By Dave Douglas
Photos by Peter Tang
At the TD Irie Music Festival third-annual concert at Celebration Square, Mississauga, more than 6,000 came out in support of all their favorite artists and performers on closing day.
Some were there for the music, while others simply to enjoy the excellent food provided by the various vendor booths. Many more were there just to embrace the great sunshine and the ambience.
Now for the foodies, we’re talking: seafood, curry dishes, boiled corn, gyros, jerk chicken, pelau and more. Yuh belly full now? I guess not. More like … getting hungry and it’s now Showtime!
On the count of four, the band began to play. Rudder came onstage dressed in a black and white tailored shirt and black pants and opened the set with his 1989 hit Song for a Lonely Soul and immediately the audience began to move forward, dancing and joining in a nostalgic sing-a-long to the familiar tune, “Soca music … take me … take me … take me back to my island.”
The eight-piece band led by keyboardist/Musical Director Jeremy Ledbetter was tight as usual – well-rehearsed! Guitarist Esteban Carvallo delivered some beautiful riffs and blues licks. The three-piece horn section – Jan Morgan, trumpet, Skel Redhead, saxophone and Terry Woode, trombone, was on fire.
Within minutes, they were laying down the groove like nobody’s business.
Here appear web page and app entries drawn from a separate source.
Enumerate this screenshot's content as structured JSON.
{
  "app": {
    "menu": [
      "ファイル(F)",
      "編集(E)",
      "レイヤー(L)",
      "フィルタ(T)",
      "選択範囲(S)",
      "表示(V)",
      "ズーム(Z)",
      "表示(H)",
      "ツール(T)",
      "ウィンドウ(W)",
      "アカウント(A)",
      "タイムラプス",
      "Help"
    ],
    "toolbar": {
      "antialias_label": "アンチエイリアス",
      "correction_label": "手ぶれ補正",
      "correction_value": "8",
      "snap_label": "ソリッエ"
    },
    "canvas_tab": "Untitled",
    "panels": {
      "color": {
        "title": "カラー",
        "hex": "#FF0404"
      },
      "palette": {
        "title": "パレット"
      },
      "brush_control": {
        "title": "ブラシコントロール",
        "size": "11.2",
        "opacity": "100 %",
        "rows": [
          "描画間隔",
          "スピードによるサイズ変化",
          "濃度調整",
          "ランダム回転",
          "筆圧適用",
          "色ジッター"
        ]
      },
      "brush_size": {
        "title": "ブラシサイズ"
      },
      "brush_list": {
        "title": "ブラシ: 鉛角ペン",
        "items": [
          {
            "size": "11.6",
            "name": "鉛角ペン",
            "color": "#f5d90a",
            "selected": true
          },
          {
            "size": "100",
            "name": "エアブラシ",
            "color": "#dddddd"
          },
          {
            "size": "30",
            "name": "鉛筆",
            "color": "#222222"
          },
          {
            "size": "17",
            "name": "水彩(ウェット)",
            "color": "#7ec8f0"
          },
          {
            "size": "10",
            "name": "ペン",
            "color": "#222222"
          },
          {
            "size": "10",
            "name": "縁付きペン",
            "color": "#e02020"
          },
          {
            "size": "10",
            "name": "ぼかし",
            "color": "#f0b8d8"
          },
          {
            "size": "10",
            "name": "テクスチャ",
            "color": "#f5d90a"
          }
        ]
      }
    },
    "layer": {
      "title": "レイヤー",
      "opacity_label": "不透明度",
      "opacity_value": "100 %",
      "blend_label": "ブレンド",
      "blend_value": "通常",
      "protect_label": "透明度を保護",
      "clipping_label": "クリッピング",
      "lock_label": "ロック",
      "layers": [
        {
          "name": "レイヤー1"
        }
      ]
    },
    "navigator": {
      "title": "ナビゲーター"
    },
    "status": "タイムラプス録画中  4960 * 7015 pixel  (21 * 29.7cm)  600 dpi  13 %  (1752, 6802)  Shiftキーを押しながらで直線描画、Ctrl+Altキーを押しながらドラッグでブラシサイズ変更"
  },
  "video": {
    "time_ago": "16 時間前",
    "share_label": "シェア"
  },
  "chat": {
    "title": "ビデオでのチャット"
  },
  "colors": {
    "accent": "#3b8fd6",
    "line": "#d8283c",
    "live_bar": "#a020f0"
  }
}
The band’s horn-driven sound is unique and powerful, and the horn players have gained notoriety as a separate entity.
Before the start of the second piece, Rudder paused and said, “Your chairs are your enemy!” prompting everyone to get ready and get off their behinds.
After a bit of anecdotal interaction reminding them of the coming winter in Toronto, he further stated, “Before the evening is over, you shall defy your chairs.” Then the drums started, the rhythm section joined in and Rudder began an improvised vocal of his famous scatting style for a couple of bars. The audience then took a queue from the king and began to chant to the hit Bahia Girl.
With smiling faces, hands waving and bodies gyrating in every direction, the fans joyously responded to song, after song, after song from The Hammer, Dust In Your Face, This is Not a Fete and High Mass.
In the end, Phil Vassell, co-producer of TD Irie Music Fest, came onstage and prompted the crowd to make some noise if they wanted to hear more. A loud roar filled the air, followed by chants of David! David!
Rudder returned to the stage for an encore, this time slowing down the tempo with Rally around the West Indies, ending a superb performance and a wonderful evening.
A taste of the very best in Calypso music from the King himself, David Rudder.